» **Your assignment**:
Could you filter the records below down to the lines that include the word "downloader"?

» **Website and app data records**:

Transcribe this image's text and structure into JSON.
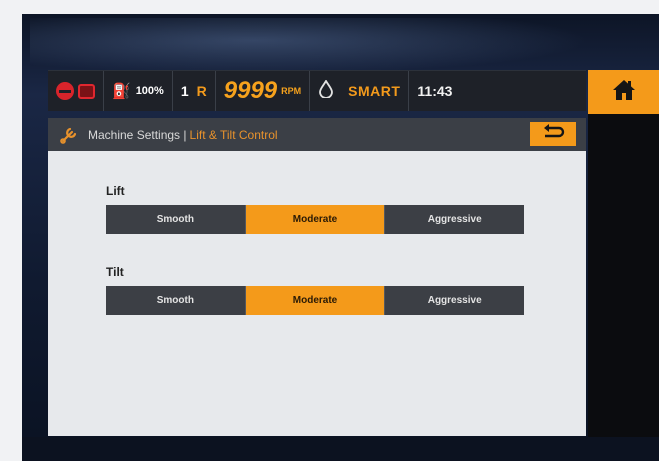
{
  "status_bar": {
    "fuel_icon": "fuel-level-icon",
    "fuel_percent": "100%",
    "gear": "1",
    "range": "R",
    "rpm_value": "9999",
    "rpm_unit": "RPM",
    "mode_icon": "drop-icon",
    "mode": "SMART",
    "time": "11:43"
  },
  "breadcrumb": {
    "icon": "machine-settings-icon",
    "section": "Machine Settings |",
    "page": "Lift & Tilt Control"
  },
  "settings": [
    {
      "label": "Lift",
      "options": [
        "Smooth",
        "Moderate",
        "Aggressive"
      ],
      "selected": "Moderate"
    },
    {
      "label": "Tilt",
      "options": [
        "Smooth",
        "Moderate",
        "Aggressive"
      ],
      "selected": "Moderate"
    }
  ],
  "colors": {
    "accent": "#f49a1a",
    "alert": "#d8242b",
    "bar": "#1e2128",
    "segment_inactive": "#3c3f45",
    "content_bg": "#e7e9ec"
  }
}
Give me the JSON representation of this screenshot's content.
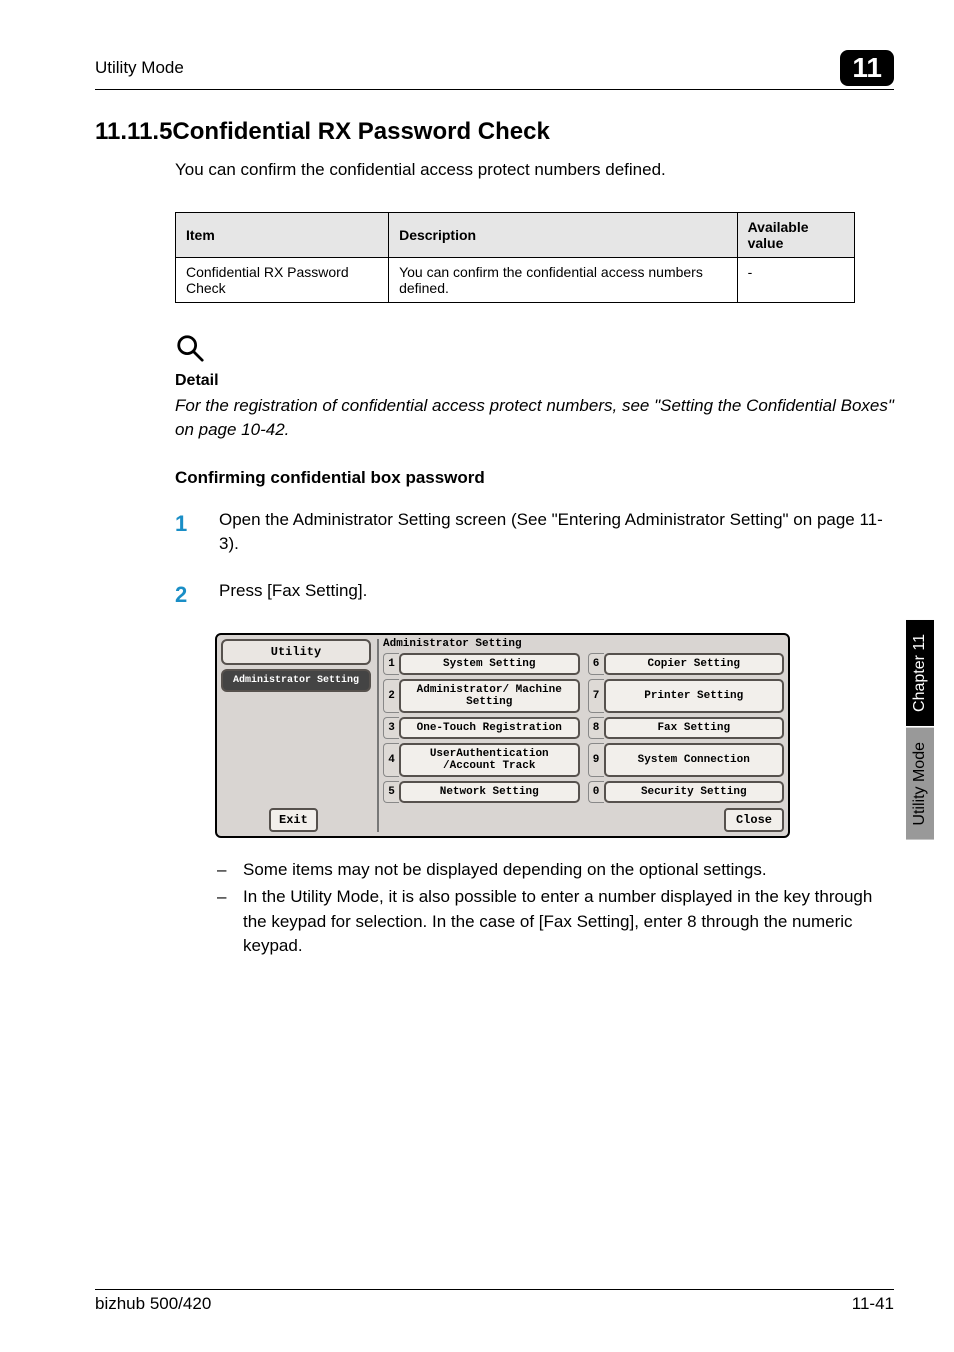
{
  "header": {
    "chapter_name": "Utility Mode",
    "chapter_number": "11"
  },
  "section": {
    "title": "11.11.5Confidential RX Password Check",
    "intro": "You can confirm the confidential access protect numbers defined."
  },
  "table": {
    "headers": {
      "item": "Item",
      "description": "Description",
      "available": "Available value"
    },
    "row": {
      "item": "Confidential RX Password Check",
      "description": "You can confirm the confidential access numbers defined.",
      "available": "-"
    }
  },
  "detail": {
    "label": "Detail",
    "text": "For the registration of confidential access protect numbers, see \"Setting the Confidential Boxes\" on page 10-42."
  },
  "subheading": "Confirming confidential box password",
  "steps": {
    "s1": {
      "num": "1",
      "text": "Open the Administrator Setting screen (See \"Entering Administrator Setting\" on page 11-3)."
    },
    "s2": {
      "num": "2",
      "text": "Press [Fax Setting]."
    }
  },
  "panel": {
    "utility": "Utility",
    "admin": "Administrator Setting",
    "heading": "Administrator Setting",
    "exit": "Exit",
    "close": "Close",
    "items": {
      "i1": {
        "n": "1",
        "l": "System Setting"
      },
      "i2": {
        "n": "2",
        "l": "Administrator/ Machine Setting"
      },
      "i3": {
        "n": "3",
        "l": "One-Touch Registration"
      },
      "i4": {
        "n": "4",
        "l": "UserAuthentication /Account Track"
      },
      "i5": {
        "n": "5",
        "l": "Network Setting"
      },
      "i6": {
        "n": "6",
        "l": "Copier Setting"
      },
      "i7": {
        "n": "7",
        "l": "Printer Setting"
      },
      "i8": {
        "n": "8",
        "l": "Fax Setting"
      },
      "i9": {
        "n": "9",
        "l": "System Connection"
      },
      "i0": {
        "n": "0",
        "l": "Security Setting"
      }
    }
  },
  "notes": {
    "n1": "Some items may not be displayed depending on the optional settings.",
    "n2": "In the Utility Mode, it is also possible to enter a number displayed in the key through the keypad for selection. In the case of [Fax Setting], enter 8 through the numeric keypad."
  },
  "sidetab": {
    "black": "Chapter 11",
    "grey": "Utility Mode"
  },
  "footer": {
    "left": "bizhub 500/420",
    "right": "11-41"
  }
}
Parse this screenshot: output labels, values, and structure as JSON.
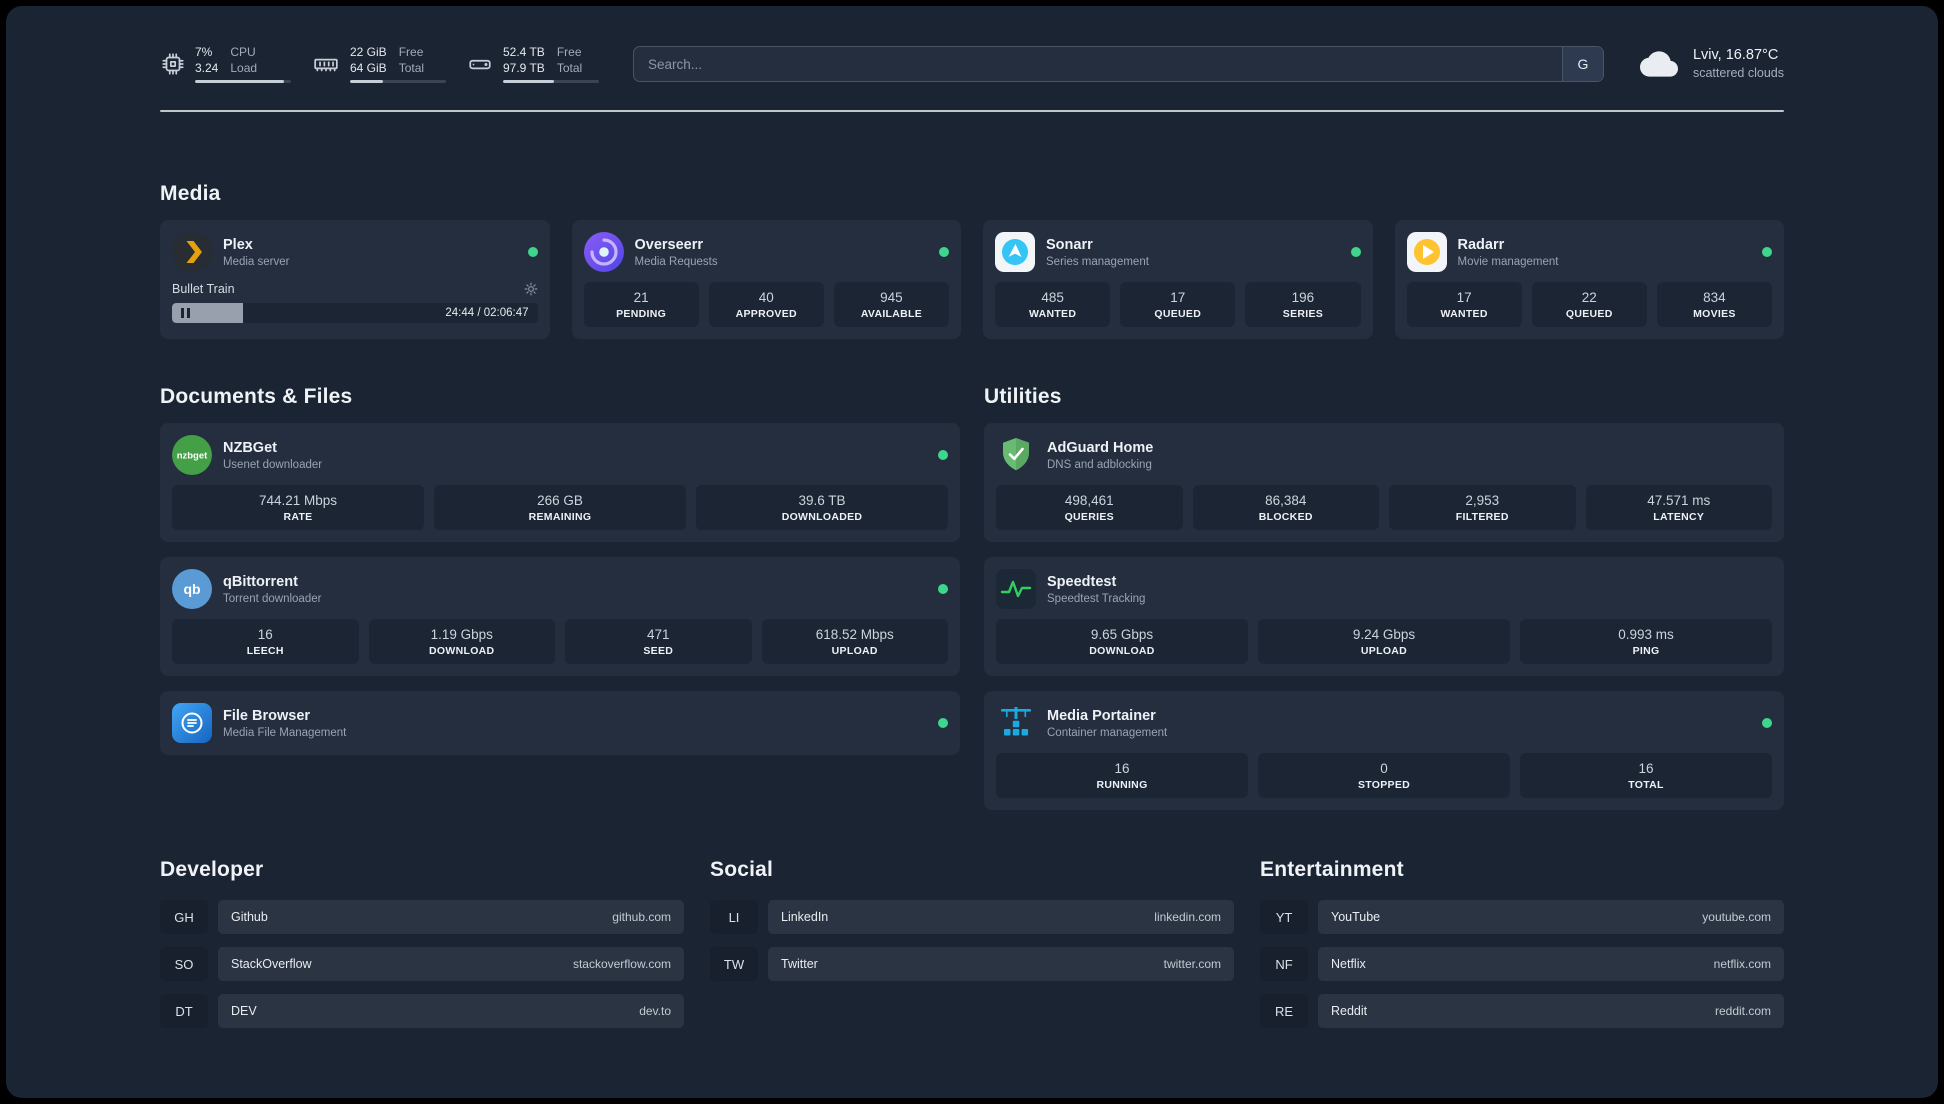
{
  "topbar": {
    "cpu": {
      "value1": "7%",
      "value2": "3.24",
      "label1": "CPU",
      "label2": "Load",
      "bar_percent": 93
    },
    "ram": {
      "value1": "22 GiB",
      "value2": "64 GiB",
      "label1": "Free",
      "label2": "Total",
      "bar_percent": 34
    },
    "disk": {
      "value1": "52.4 TB",
      "value2": "97.9 TB",
      "label1": "Free",
      "label2": "Total",
      "bar_percent": 53
    },
    "search": {
      "placeholder": "Search...",
      "button_label": "G"
    },
    "weather": {
      "location": "Lviv, 16.87°C",
      "condition": "scattered clouds"
    }
  },
  "media": {
    "title": "Media",
    "plex": {
      "name": "Plex",
      "desc": "Media server",
      "now_playing": "Bullet Train",
      "time": "24:44 / 02:06:47",
      "progress_percent": 19.4
    },
    "overseerr": {
      "name": "Overseerr",
      "desc": "Media Requests",
      "stats": [
        {
          "value": "21",
          "label": "PENDING"
        },
        {
          "value": "40",
          "label": "APPROVED"
        },
        {
          "value": "945",
          "label": "AVAILABLE"
        }
      ]
    },
    "sonarr": {
      "name": "Sonarr",
      "desc": "Series management",
      "stats": [
        {
          "value": "485",
          "label": "WANTED"
        },
        {
          "value": "17",
          "label": "QUEUED"
        },
        {
          "value": "196",
          "label": "SERIES"
        }
      ]
    },
    "radarr": {
      "name": "Radarr",
      "desc": "Movie management",
      "stats": [
        {
          "value": "17",
          "label": "WANTED"
        },
        {
          "value": "22",
          "label": "QUEUED"
        },
        {
          "value": "834",
          "label": "MOVIES"
        }
      ]
    }
  },
  "documents": {
    "title": "Documents & Files",
    "nzbget": {
      "name": "NZBGet",
      "desc": "Usenet downloader",
      "stats": [
        {
          "value": "744.21 Mbps",
          "label": "RATE"
        },
        {
          "value": "266 GB",
          "label": "REMAINING"
        },
        {
          "value": "39.6 TB",
          "label": "DOWNLOADED"
        }
      ]
    },
    "qbittorrent": {
      "name": "qBittorrent",
      "desc": "Torrent downloader",
      "stats": [
        {
          "value": "16",
          "label": "LEECH"
        },
        {
          "value": "1.19 Gbps",
          "label": "DOWNLOAD"
        },
        {
          "value": "471",
          "label": "SEED"
        },
        {
          "value": "618.52 Mbps",
          "label": "UPLOAD"
        }
      ]
    },
    "filebrowser": {
      "name": "File Browser",
      "desc": "Media File Management"
    }
  },
  "utilities": {
    "title": "Utilities",
    "adguard": {
      "name": "AdGuard Home",
      "desc": "DNS and adblocking",
      "stats": [
        {
          "value": "498,461",
          "label": "QUERIES"
        },
        {
          "value": "86,384",
          "label": "BLOCKED"
        },
        {
          "value": "2,953",
          "label": "FILTERED"
        },
        {
          "value": "47.571 ms",
          "label": "LATENCY"
        }
      ]
    },
    "speedtest": {
      "name": "Speedtest",
      "desc": "Speedtest Tracking",
      "stats": [
        {
          "value": "9.65 Gbps",
          "label": "DOWNLOAD"
        },
        {
          "value": "9.24 Gbps",
          "label": "UPLOAD"
        },
        {
          "value": "0.993 ms",
          "label": "PING"
        }
      ]
    },
    "portainer": {
      "name": "Media Portainer",
      "desc": "Container management",
      "stats": [
        {
          "value": "16",
          "label": "RUNNING"
        },
        {
          "value": "0",
          "label": "STOPPED"
        },
        {
          "value": "16",
          "label": "TOTAL"
        }
      ]
    }
  },
  "bookmarks": {
    "developer": {
      "title": "Developer",
      "items": [
        {
          "abbr": "GH",
          "name": "Github",
          "domain": "github.com"
        },
        {
          "abbr": "SO",
          "name": "StackOverflow",
          "domain": "stackoverflow.com"
        },
        {
          "abbr": "DT",
          "name": "DEV",
          "domain": "dev.to"
        }
      ]
    },
    "social": {
      "title": "Social",
      "items": [
        {
          "abbr": "LI",
          "name": "LinkedIn",
          "domain": "linkedin.com"
        },
        {
          "abbr": "TW",
          "name": "Twitter",
          "domain": "twitter.com"
        }
      ]
    },
    "entertainment": {
      "title": "Entertainment",
      "items": [
        {
          "abbr": "YT",
          "name": "YouTube",
          "domain": "youtube.com"
        },
        {
          "abbr": "NF",
          "name": "Netflix",
          "domain": "netflix.com"
        },
        {
          "abbr": "RE",
          "name": "Reddit",
          "domain": "reddit.com"
        }
      ]
    }
  },
  "colors": {
    "status_online": "#3dd68c",
    "plex_accent": "#e5a00d",
    "background": "#1b2433",
    "card": "#242e3f"
  }
}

» **Reply to the exercise**:
      "desc": "Usenet downloader",
      "desc": "Torrent downloader",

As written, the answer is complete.